START EXERCISE DATA

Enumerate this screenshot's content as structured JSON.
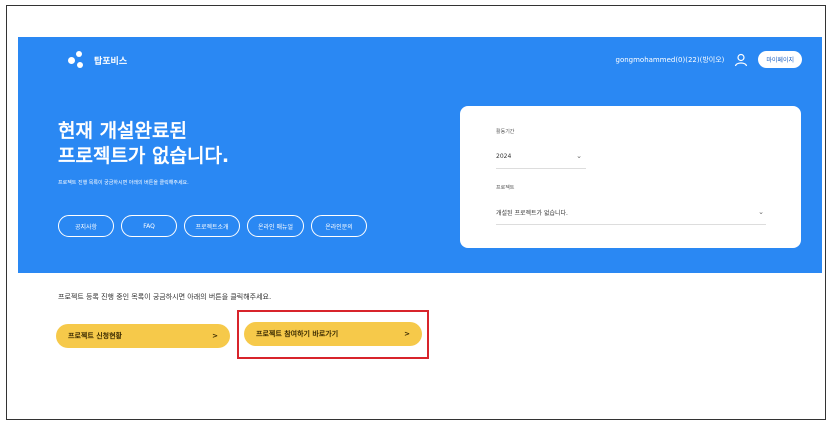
{
  "header": {
    "logo_text": "탑포비스",
    "user_name": "gongmohammed(0)(22)(방이오)",
    "mypage_label": "마이페이지"
  },
  "hero": {
    "title_line1": "현재 개설완료된",
    "title_line2": "프로젝트가 없습니다.",
    "subtitle": "프로젝트 진행 목록이 궁금하시면 아래의 버튼을 클릭해주세요.",
    "pills": [
      "공지사항",
      "FAQ",
      "프로젝트소개",
      "온라인 매뉴얼",
      "온라인문의"
    ]
  },
  "panel": {
    "period_label": "활동기간",
    "period_value": "2024",
    "project_label": "프로젝트",
    "project_value": "개설된 프로젝트가 없습니다."
  },
  "main": {
    "notice": "프로젝트 등록 진행 중인 목록이 궁금하시면 아래의 버튼을 클릭해주세요.",
    "btn_status": "프로젝트 신청현황",
    "btn_join": "프로젝트 참여하기 바로가기",
    "arrow": ">"
  },
  "colors": {
    "hero_bg": "#2a88f3",
    "cta_bg": "#f6c94a",
    "highlight": "#d8242b"
  },
  "icons": {
    "logo": "logo-mark-icon",
    "user": "user-icon",
    "chevron": "chevron-down-icon",
    "arrow": "chevron-right-icon"
  }
}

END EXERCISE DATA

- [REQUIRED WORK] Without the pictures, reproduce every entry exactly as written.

- [TASK OUTPUT]
Enumerate this screenshot's content as structured JSON.
{
  "header": {
    "logo_text": "탑포비스",
    "user_name": "gongmohammed(0)(22)(방이오)",
    "mypage_label": "마이페이지"
  },
  "hero": {
    "title_line1": "현재 개설완료된",
    "title_line2": "프로젝트가 없습니다.",
    "subtitle": "프로젝트 진행 목록이 궁금하시면 아래의 버튼을 클릭해주세요.",
    "pills": [
      "공지사항",
      "FAQ",
      "프로젝트소개",
      "온라인 매뉴얼",
      "온라인문의"
    ]
  },
  "panel": {
    "period_label": "활동기간",
    "period_value": "2024",
    "project_label": "프로젝트",
    "project_value": "개설된 프로젝트가 없습니다."
  },
  "main": {
    "notice": "프로젝트 등록 진행 중인 목록이 궁금하시면 아래의 버튼을 클릭해주세요.",
    "btn_status": "프로젝트 신청현황",
    "btn_join": "프로젝트 참여하기 바로가기",
    "arrow": ">"
  },
  "colors": {
    "hero_bg": "#2a88f3",
    "cta_bg": "#f6c94a",
    "highlight": "#d8242b"
  },
  "icons": {
    "logo": "logo-mark-icon",
    "user": "user-icon",
    "chevron": "chevron-down-icon",
    "arrow": "chevron-right-icon"
  }
}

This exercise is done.